The easiest and surest way for such a socialist majority to gain control of political power in order to establish socialism is to use the existing electoral machinery to send a majority of mandated socialist delegates to the various parliaments of the world. No doubt, at the same time, the working class will also have organised itself, at their various places of work and in their communities, in order to keep production going, but nothing can be done here until the machinery of coercion which is the state has been taken out of the hands of the capitalist class by political action. The political machine is the real centre of social control – not made so by capitalist rulers but developed and evolved over centuries and through struggles. It is on the political field that the widest and most comprehensive propaganda can be deliberately maintained. It is here that the workers can be deliberately and independently organised on the basis of socialist thought and action. In other words, socialist organisation can proceed untrammelled by ideas other than those connected with its revolutionary objective.
To repeat once again the SPGB case, the institution of parliament is not at fault. It is just that people’s ideas have not yet developed beyond belief in leaders and dependence on a political elite. Control of parliament by representatives of a conscious revolutionary movement will enable the bureaucratic-military apparatus to be dismantled and the oppressive forces of the state to be neutralised, so that socialism may be introduced with the least possible violence and disruption. Parliament and local councils, to the extent that their functions are administrative and not governmental, can and will be used to co-ordinate the emergency immediate measures to transform society when socialism is established. Far better, is it not, if only to minimise the risk of violence, to also organise to win a majority in parliament too, not to form a government , but to end capitalism and dismantle the state. Political democracy is not just, a trick whereby the capitalist class get the working class to endorse their rule; it is a potential instrument that the working class can turn into a weapon to use in ending capitalism and class rule.

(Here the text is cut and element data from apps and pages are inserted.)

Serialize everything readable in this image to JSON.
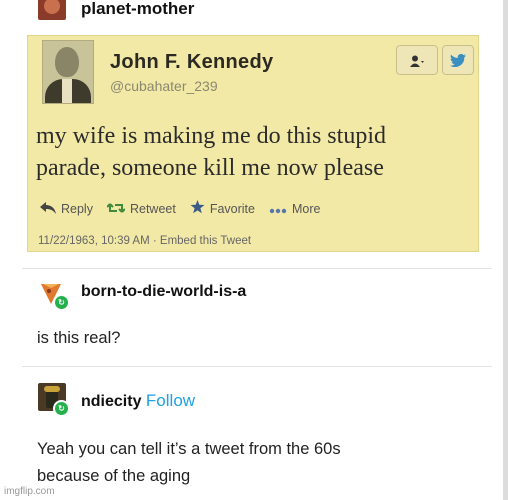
{
  "post": {
    "username": "planet-mother"
  },
  "tweet": {
    "name": "John F. Kennedy",
    "handle": "@cubahater_239",
    "text_line1": "my wife is making me do this stupid",
    "text_line2": "parade, someone kill me now please",
    "actions": {
      "reply": "Reply",
      "retweet": "Retweet",
      "favorite": "Favorite",
      "more": "More"
    },
    "timestamp": "11/22/1963, 10:39 AM · Embed this Tweet",
    "icons": [
      "person-icon",
      "twitter-bird-icon",
      "reply-arrow-icon",
      "retweet-icon",
      "star-icon",
      "more-dots-icon"
    ]
  },
  "reply1": {
    "username": "born-to-die-world-is-a",
    "text": "is this real?"
  },
  "reply2": {
    "username": "ndiecity",
    "follow_label": "Follow",
    "text_line1": "Yeah you can tell it’s a tweet from the 60s",
    "text_line2": "because of the aging"
  },
  "watermark": "imgflip.com",
  "colors": {
    "tweet_bg": "#f3e9a6",
    "follow_blue": "#1ea1e8",
    "reblog_badge": "#24b14c"
  }
}
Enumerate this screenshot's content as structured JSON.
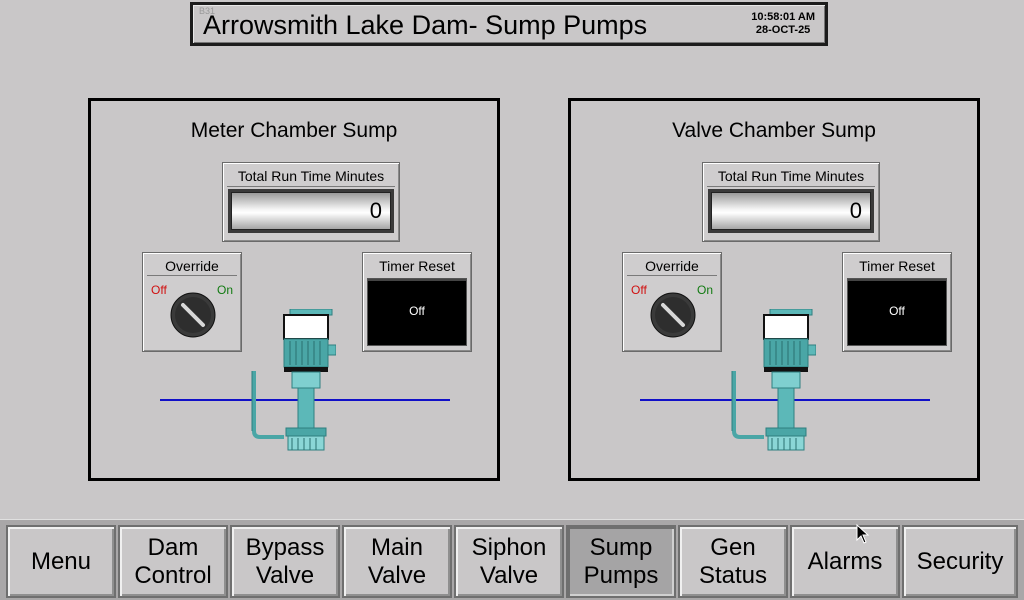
{
  "header": {
    "screen_id": "B31",
    "title": "Arrowsmith Lake Dam- Sump Pumps",
    "time": "10:58:01 AM",
    "date": "28-OCT-25"
  },
  "panels": [
    {
      "title": "Meter Chamber Sump",
      "runtime_label": "Total Run Time Minutes",
      "runtime_value": "0",
      "override_label": "Override",
      "override_off": "Off",
      "override_on": "On",
      "override_state": "off",
      "timer_label": "Timer Reset",
      "timer_value": "Off"
    },
    {
      "title": "Valve Chamber Sump",
      "runtime_label": "Total Run Time Minutes",
      "runtime_value": "0",
      "override_label": "Override",
      "override_off": "Off",
      "override_on": "On",
      "override_state": "off",
      "timer_label": "Timer Reset",
      "timer_value": "Off"
    }
  ],
  "nav": {
    "active": "Sump Pumps",
    "items": [
      "Menu",
      "Dam\nControl",
      "Bypass\nValve",
      "Main\nValve",
      "Siphon\nValve",
      "Sump\nPumps",
      "Gen\nStatus",
      "Alarms",
      "Security"
    ]
  },
  "colors": {
    "background": "#c9c7c8",
    "water": "#1010c8",
    "off_red": "#d01010",
    "on_green": "#117a11",
    "pump_teal": "#5cb8b8"
  },
  "icons": [
    "rotary-switch-icon",
    "sump-pump-icon",
    "mouse-pointer-icon"
  ]
}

Capitalist democracy is not a participatory democracy, which a genuine democracy has to be. In practice the people generally elect to central legislative assemblies and local councils professional politicians who they merely vote for and then let them get on with the job. In other words, the electors abdicate their responsibility to keep any eye on their representatives, giving them a free hand to do what the operation of capitalism demands. But that’s as much the fault of the electors as of their representatives, or rather it is a reflection of their low level of democratic consciousness. It can’t be blamed on the principle of representation as such. There is no reason in principle why, with a heightened democratic consciousness (such as would accompany the spread of socialist ideas), even representatives sent to state bodies could not be subject – while the state lasts – to democratic control by those who sent them there.